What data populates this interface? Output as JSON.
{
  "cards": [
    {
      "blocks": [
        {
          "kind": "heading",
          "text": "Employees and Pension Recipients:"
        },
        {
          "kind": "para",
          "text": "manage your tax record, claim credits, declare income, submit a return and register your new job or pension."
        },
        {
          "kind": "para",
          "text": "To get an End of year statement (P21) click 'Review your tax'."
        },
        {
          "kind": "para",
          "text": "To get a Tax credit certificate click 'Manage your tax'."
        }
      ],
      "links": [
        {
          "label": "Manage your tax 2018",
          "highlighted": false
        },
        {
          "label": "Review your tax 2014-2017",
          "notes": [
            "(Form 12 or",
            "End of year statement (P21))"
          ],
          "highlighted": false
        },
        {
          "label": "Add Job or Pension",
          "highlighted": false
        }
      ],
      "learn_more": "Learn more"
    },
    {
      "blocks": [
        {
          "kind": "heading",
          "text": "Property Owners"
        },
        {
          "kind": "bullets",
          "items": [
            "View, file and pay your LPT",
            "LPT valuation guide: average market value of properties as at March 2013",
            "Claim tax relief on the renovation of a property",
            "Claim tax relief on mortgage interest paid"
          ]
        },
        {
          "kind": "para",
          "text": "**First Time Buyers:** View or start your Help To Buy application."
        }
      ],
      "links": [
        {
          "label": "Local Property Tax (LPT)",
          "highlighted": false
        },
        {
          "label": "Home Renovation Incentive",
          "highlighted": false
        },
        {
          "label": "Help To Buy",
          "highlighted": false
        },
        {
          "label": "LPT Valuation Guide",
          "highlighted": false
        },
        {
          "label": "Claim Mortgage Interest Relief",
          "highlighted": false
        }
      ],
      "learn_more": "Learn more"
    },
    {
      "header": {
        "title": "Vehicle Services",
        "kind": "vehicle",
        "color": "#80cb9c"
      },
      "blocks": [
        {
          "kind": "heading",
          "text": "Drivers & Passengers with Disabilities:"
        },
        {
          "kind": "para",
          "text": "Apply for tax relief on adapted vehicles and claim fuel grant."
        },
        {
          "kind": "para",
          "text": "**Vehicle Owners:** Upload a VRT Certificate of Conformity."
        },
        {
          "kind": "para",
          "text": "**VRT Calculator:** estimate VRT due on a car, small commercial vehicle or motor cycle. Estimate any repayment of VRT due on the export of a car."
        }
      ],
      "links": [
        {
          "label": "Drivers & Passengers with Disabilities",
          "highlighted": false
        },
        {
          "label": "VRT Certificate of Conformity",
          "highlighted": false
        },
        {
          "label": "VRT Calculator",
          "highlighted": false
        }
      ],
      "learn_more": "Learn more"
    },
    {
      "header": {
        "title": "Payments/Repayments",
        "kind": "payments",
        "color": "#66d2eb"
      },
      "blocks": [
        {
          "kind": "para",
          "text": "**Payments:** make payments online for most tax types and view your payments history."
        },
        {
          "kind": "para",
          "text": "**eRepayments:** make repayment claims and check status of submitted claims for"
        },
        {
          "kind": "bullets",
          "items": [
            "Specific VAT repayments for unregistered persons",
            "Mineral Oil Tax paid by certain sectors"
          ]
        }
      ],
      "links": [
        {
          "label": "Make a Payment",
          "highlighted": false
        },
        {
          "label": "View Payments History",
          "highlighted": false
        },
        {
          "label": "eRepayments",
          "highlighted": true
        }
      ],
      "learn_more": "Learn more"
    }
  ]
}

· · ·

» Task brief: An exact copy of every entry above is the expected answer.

» Solution for this exercise:
What data populates this interface? Output as JSON.
{
  "cards": [
    {
      "blocks": [
        {
          "kind": "heading",
          "text": "Employees and Pension Recipients:"
        },
        {
          "kind": "para",
          "text": "manage your tax record, claim credits, declare income, submit a return and register your new job or pension."
        },
        {
          "kind": "para",
          "text": "To get an End of year statement (P21) click 'Review your tax'."
        },
        {
          "kind": "para",
          "text": "To get a Tax credit certificate click 'Manage your tax'."
        }
      ],
      "links": [
        {
          "label": "Manage your tax 2018",
          "highlighted": false
        },
        {
          "label": "Review your tax 2014-2017",
          "notes": [
            "(Form 12 or",
            "End of year statement (P21))"
          ],
          "highlighted": false
        },
        {
          "label": "Add Job or Pension",
          "highlighted": false
        }
      ],
      "learn_more": "Learn more"
    },
    {
      "blocks": [
        {
          "kind": "heading",
          "text": "Property Owners"
        },
        {
          "kind": "bullets",
          "items": [
            "View, file and pay your LPT",
            "LPT valuation guide: average market value of properties as at March 2013",
            "Claim tax relief on the renovation of a property",
            "Claim tax relief on mortgage interest paid"
          ]
        },
        {
          "kind": "para",
          "text": "**First Time Buyers:** View or start your Help To Buy application."
        }
      ],
      "links": [
        {
          "label": "Local Property Tax (LPT)",
          "highlighted": false
        },
        {
          "label": "Home Renovation Incentive",
          "highlighted": false
        },
        {
          "label": "Help To Buy",
          "highlighted": false
        },
        {
          "label": "LPT Valuation Guide",
          "highlighted": false
        },
        {
          "label": "Claim Mortgage Interest Relief",
          "highlighted": false
        }
      ],
      "learn_more": "Learn more"
    },
    {
      "header": {
        "title": "Vehicle Services",
        "kind": "vehicle",
        "color": "#80cb9c"
      },
      "blocks": [
        {
          "kind": "heading",
          "text": "Drivers & Passengers with Disabilities:"
        },
        {
          "kind": "para",
          "text": "Apply for tax relief on adapted vehicles and claim fuel grant."
        },
        {
          "kind": "para",
          "text": "**Vehicle Owners:** Upload a VRT Certificate of Conformity."
        },
        {
          "kind": "para",
          "text": "**VRT Calculator:** estimate VRT due on a car, small commercial vehicle or motor cycle. Estimate any repayment of VRT due on the export of a car."
        }
      ],
      "links": [
        {
          "label": "Drivers & Passengers with Disabilities",
          "highlighted": false
        },
        {
          "label": "VRT Certificate of Conformity",
          "highlighted": false
        },
        {
          "label": "VRT Calculator",
          "highlighted": false
        }
      ],
      "learn_more": "Learn more"
    },
    {
      "header": {
        "title": "Payments/Repayments",
        "kind": "payments",
        "color": "#66d2eb"
      },
      "blocks": [
        {
          "kind": "para",
          "text": "**Payments:** make payments online for most tax types and view your payments history."
        },
        {
          "kind": "para",
          "text": "**eRepayments:** make repayment claims and check status of submitted claims for"
        },
        {
          "kind": "bullets",
          "items": [
            "Specific VAT repayments for unregistered persons",
            "Mineral Oil Tax paid by certain sectors"
          ]
        }
      ],
      "links": [
        {
          "label": "Make a Payment",
          "highlighted": false
        },
        {
          "label": "View Payments History",
          "highlighted": false
        },
        {
          "label": "eRepayments",
          "highlighted": true
        }
      ],
      "learn_more": "Learn more"
    }
  ]
}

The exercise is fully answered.